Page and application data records
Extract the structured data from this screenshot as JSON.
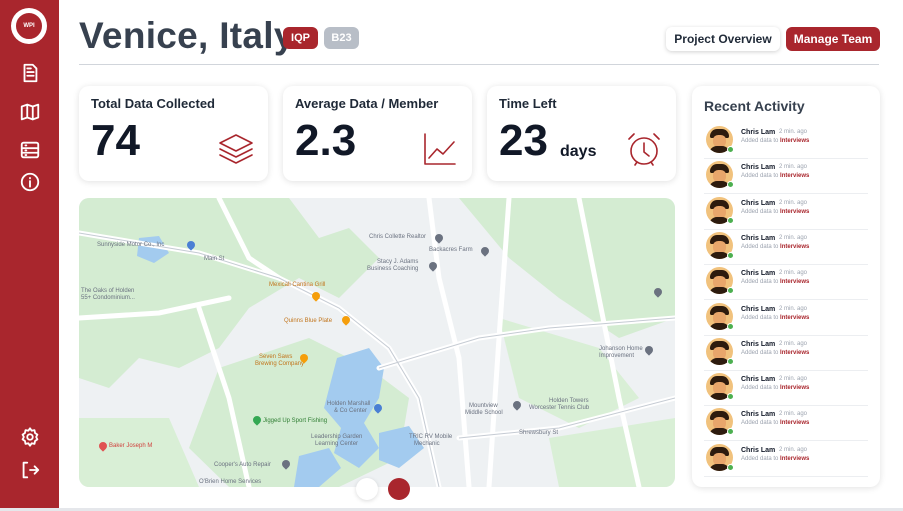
{
  "header": {
    "title": "Venice, Italy",
    "badges": [
      "IQP",
      "B23"
    ],
    "buttons": {
      "overview": "Project Overview",
      "team": "Manage Team"
    }
  },
  "sidebar": {
    "logo_text": "WPI",
    "items": [
      "document-icon",
      "map-icon",
      "database-icon",
      "info-icon"
    ],
    "bottom": [
      "settings-icon",
      "logout-icon"
    ]
  },
  "stats": [
    {
      "title": "Total Data Collected",
      "value": "74",
      "unit": "",
      "icon": "layers-icon"
    },
    {
      "title": "Average Data / Member",
      "value": "2.3",
      "unit": "",
      "icon": "line-chart-icon"
    },
    {
      "title": "Time Left",
      "value": "23",
      "unit": "days",
      "icon": "alarm-clock-icon"
    }
  ],
  "map": {
    "labels": {
      "sunnyside": "Sunnyside Motor Co., Inc",
      "chris_collette": "Chris Collette Realtor",
      "backacres": "Backacres Farm",
      "stacy": "Stacy J. Adams",
      "stacy2": "Business Coaching",
      "oaks": "The Oaks of Holden",
      "oaks2": "55+ Condominium...",
      "mexicali": "Mexicali Cantina Grill",
      "quinns": "Quinns Blue Plate",
      "seven_saws": "Seven Saws",
      "seven_saws2": "Brewing Company",
      "johanson": "Johanson Home",
      "johanson2": "Improvement",
      "holden_towers": "Holden Towers",
      "worcester_tennis": "Worcester Tennis Club",
      "mountview": "Mountview",
      "mountview2": "Middle School",
      "holden_marshal": "Holden Marshall",
      "holden_marshal2": "& Co Center",
      "jigged": "Jigged Up Sport Fishing",
      "trc": "TRIC RV Mobile",
      "trc2": "Mechanic",
      "leadership": "Leadership Garden",
      "leadership2": "Learning Center",
      "baker": "Baker Joseph M",
      "coopers": "Cooper's Auto Repair",
      "obrien": "O'Brien Home Services",
      "main_st": "Main St",
      "shrewsbury": "Shrewsbury St"
    }
  },
  "carousel": {
    "active_index": 1,
    "count": 2
  },
  "activity": {
    "title": "Recent Activity",
    "items": [
      {
        "name": "Chris Lam",
        "time": "2 min. ago",
        "desc": "Added data to",
        "link": "Interviews"
      },
      {
        "name": "Chris Lam",
        "time": "2 min. ago",
        "desc": "Added data to",
        "link": "Interviews"
      },
      {
        "name": "Chris Lam",
        "time": "2 min. ago",
        "desc": "Added data to",
        "link": "Interviews"
      },
      {
        "name": "Chris Lam",
        "time": "2 min. ago",
        "desc": "Added data to",
        "link": "Interviews"
      },
      {
        "name": "Chris Lam",
        "time": "2 min. ago",
        "desc": "Added data to",
        "link": "Interviews"
      },
      {
        "name": "Chris Lam",
        "time": "2 min. ago",
        "desc": "Added data to",
        "link": "Interviews"
      },
      {
        "name": "Chris Lam",
        "time": "2 min. ago",
        "desc": "Added data to",
        "link": "Interviews"
      },
      {
        "name": "Chris Lam",
        "time": "2 min. ago",
        "desc": "Added data to",
        "link": "Interviews"
      },
      {
        "name": "Chris Lam",
        "time": "2 min. ago",
        "desc": "Added data to",
        "link": "Interviews"
      },
      {
        "name": "Chris Lam",
        "time": "2 min. ago",
        "desc": "Added data to",
        "link": "Interviews"
      }
    ]
  },
  "colors": {
    "brand": "#a9262d",
    "badge_muted": "#b8bec7",
    "online": "#4caf50"
  }
}
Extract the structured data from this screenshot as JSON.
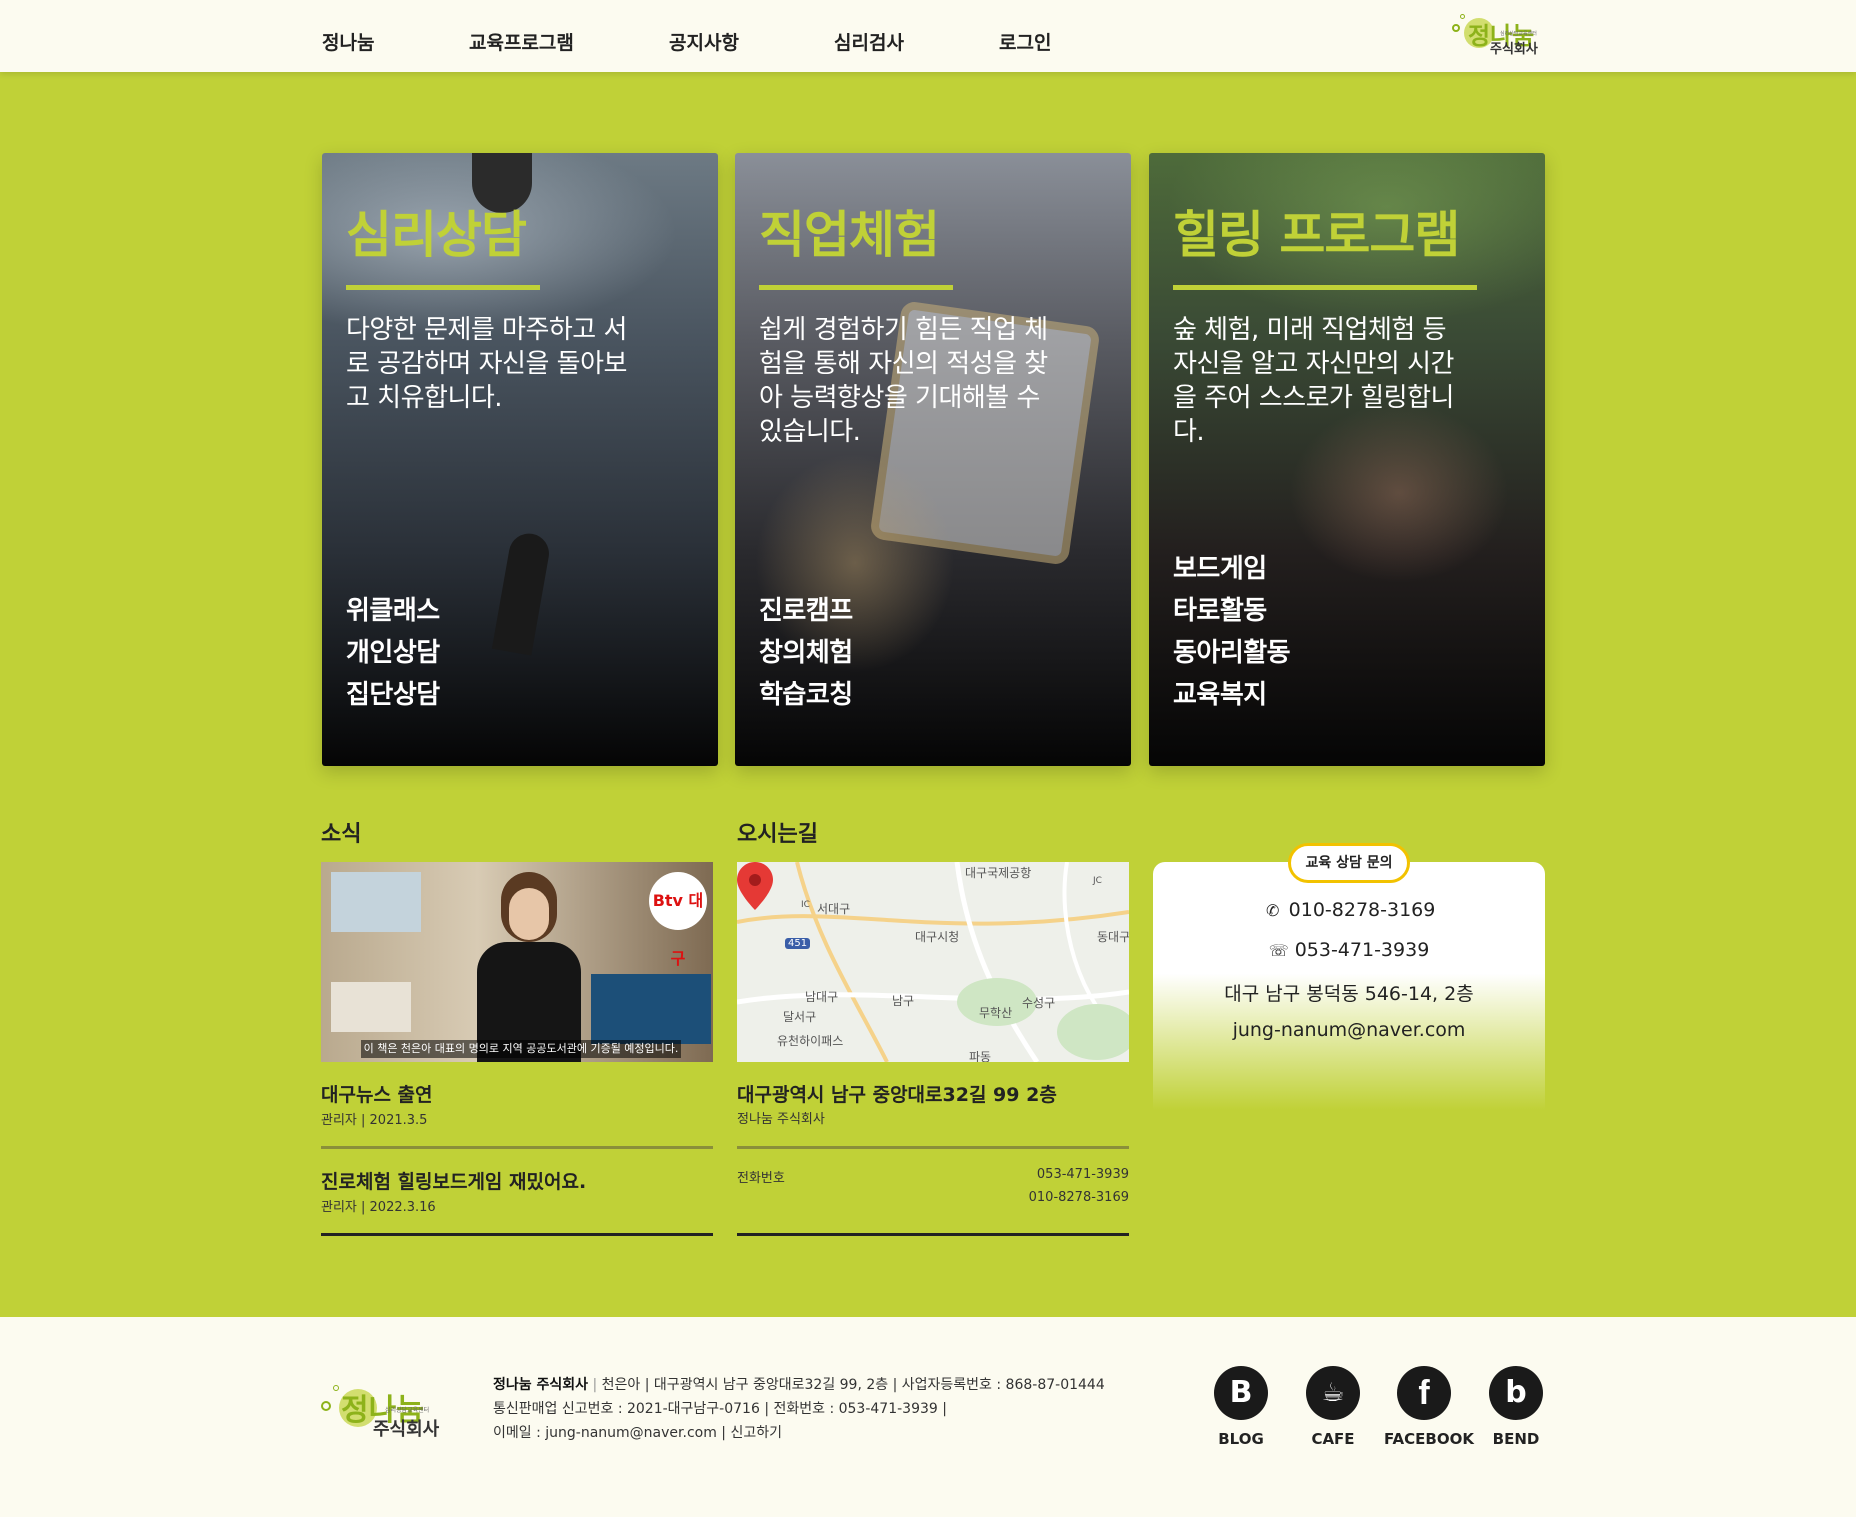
{
  "nav": {
    "items": [
      {
        "label": "정나눔"
      },
      {
        "label": "교육프로그램"
      },
      {
        "label": "공지사항"
      },
      {
        "label": "심리검사"
      },
      {
        "label": "로그인"
      }
    ],
    "logo": {
      "name": "정나눔",
      "sub": "주식회사",
      "tagline": "심리상담교육센터"
    }
  },
  "cards": [
    {
      "title": "심리상담",
      "desc": "다양한 문제를 마주하고 서로 공감하며 자신을 돌아보고 치유합니다.",
      "items": [
        "위클래스",
        "개인상담",
        "집단상담"
      ]
    },
    {
      "title": "직업체험",
      "desc": "쉽게 경험하기 힘든 직업 체험을 통해 자신의 적성을 찾아 능력향상을 기대해볼 수 있습니다.",
      "items": [
        "진로캠프",
        "창의체험",
        "학습코칭"
      ]
    },
    {
      "title": "힐링 프로그램",
      "desc": "숲 체험, 미래 직업체험 등 자신을 알고 자신만의 시간을 주어 스스로가 힐링합니다.",
      "items": [
        "보드게임",
        "타로활동",
        "동아리활동",
        "교육복지"
      ]
    }
  ],
  "news": {
    "title": "소식",
    "image_caption": "이 책은 천은아 대표의 명의로 지역 공공도서관에 기증될 예정입니다.",
    "image_badge": "Btv 대구",
    "items": [
      {
        "title": "대구뉴스 출연",
        "meta": "관리자 | 2021.3.5"
      },
      {
        "title": "진로체험 힐링보드게임 재밌어요.",
        "meta": "관리자 | 2022.3.16"
      }
    ]
  },
  "location": {
    "title": "오시는길",
    "address": "대구광역시 남구 중앙대로32길 99 2층",
    "company": "정나눔 주식회사",
    "tel_label": "전화번호",
    "tel1": "053-471-3939",
    "tel2": "010-8278-3169",
    "map_labels": [
      "대구국제공항",
      "서대구",
      "대구시청",
      "동대구",
      "남대구",
      "남구",
      "무학산",
      "수성구",
      "달서구",
      "유천하이패스",
      "파동",
      "451",
      "JC",
      "IC"
    ]
  },
  "contact": {
    "tag": "교육 상담 문의",
    "mobile": "010-8278-3169",
    "phone": "053-471-3939",
    "address": "대구 남구 봉덕동 546-14, 2층",
    "email": "jung-nanum@naver.com"
  },
  "footer": {
    "company": "정나눔 주식회사",
    "line1": "천은아  |  대구광역시 남구 중앙대로32길 99, 2층  |  사업자등록번호 : 868-87-01444",
    "line2": "통신판매업 신고번호 : 2021-대구남구-0716  |  전화번호 : 053-471-3939  |",
    "line3": "이메일 : jung-nanum@naver.com   |   신고하기",
    "social": [
      {
        "label": "BLOG",
        "glyph": "B"
      },
      {
        "label": "CAFE",
        "glyph": "☕"
      },
      {
        "label": "FACEBOOK",
        "glyph": "f"
      },
      {
        "label": "BEND",
        "glyph": "b"
      }
    ]
  },
  "colors": {
    "accent": "#c0d137",
    "cream": "#fcfbf0",
    "pin": "#e53935",
    "tag_border": "#f2c200"
  }
}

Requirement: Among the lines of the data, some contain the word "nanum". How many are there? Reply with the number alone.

Solution to the exercise: 2